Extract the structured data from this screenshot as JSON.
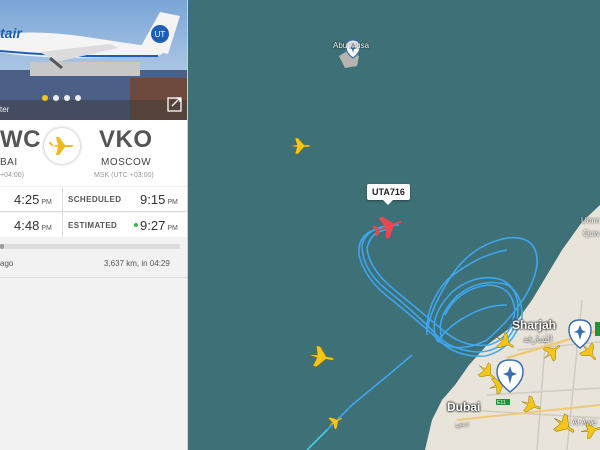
{
  "photo": {
    "airline_logo": "tair",
    "tail_logo": "UT",
    "credit_fragment": "ter"
  },
  "origin": {
    "code": "WC",
    "city": "BAI",
    "tz": "+04:00)"
  },
  "destination": {
    "code": "VKO",
    "city": "MOSCOW",
    "tz": "MSK (UTC +03:00)"
  },
  "times": {
    "scheduled_label": "SCHEDULED",
    "estimated_label": "ESTIMATED",
    "dep_scheduled": "4:25",
    "dep_estimated": "4:48",
    "arr_scheduled": "9:15",
    "arr_estimated": "9:27",
    "pm": "PM"
  },
  "progress": {
    "fraction": 0.02,
    "left_text": "ago",
    "right_text": "3,637 km, in 04:29"
  },
  "map": {
    "callsign": "UTA716",
    "labels": {
      "abu_musa": "Abu Musa",
      "sharjah": "Sharjah",
      "sharjah_ar": "الشارقة",
      "dubai": "Dubai",
      "dubai_ar": "دبي",
      "umm": "Umm",
      "quwain": "Quw",
      "al_awir": "Al Awe",
      "road_e611": "E11"
    },
    "colors": {
      "sea": "#3d7177",
      "land": "#e9e4da",
      "track": "#3fa9f5",
      "selected_plane": "#e8484f",
      "plane": "#f5c518"
    }
  }
}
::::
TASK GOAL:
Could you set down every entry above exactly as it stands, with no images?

EXPECTED ANSWER:
Extract the structured data from this screenshot as JSON.
{
  "photo": {
    "airline_logo": "tair",
    "tail_logo": "UT",
    "credit_fragment": "ter"
  },
  "origin": {
    "code": "WC",
    "city": "BAI",
    "tz": "+04:00)"
  },
  "destination": {
    "code": "VKO",
    "city": "MOSCOW",
    "tz": "MSK (UTC +03:00)"
  },
  "times": {
    "scheduled_label": "SCHEDULED",
    "estimated_label": "ESTIMATED",
    "dep_scheduled": "4:25",
    "dep_estimated": "4:48",
    "arr_scheduled": "9:15",
    "arr_estimated": "9:27",
    "pm": "PM"
  },
  "progress": {
    "fraction": 0.02,
    "left_text": "ago",
    "right_text": "3,637 km, in 04:29"
  },
  "map": {
    "callsign": "UTA716",
    "labels": {
      "abu_musa": "Abu Musa",
      "sharjah": "Sharjah",
      "sharjah_ar": "الشارقة",
      "dubai": "Dubai",
      "dubai_ar": "دبي",
      "umm": "Umm",
      "quwain": "Quw",
      "al_awir": "Al Awe",
      "road_e611": "E11"
    },
    "colors": {
      "sea": "#3d7177",
      "land": "#e9e4da",
      "track": "#3fa9f5",
      "selected_plane": "#e8484f",
      "plane": "#f5c518"
    }
  }
}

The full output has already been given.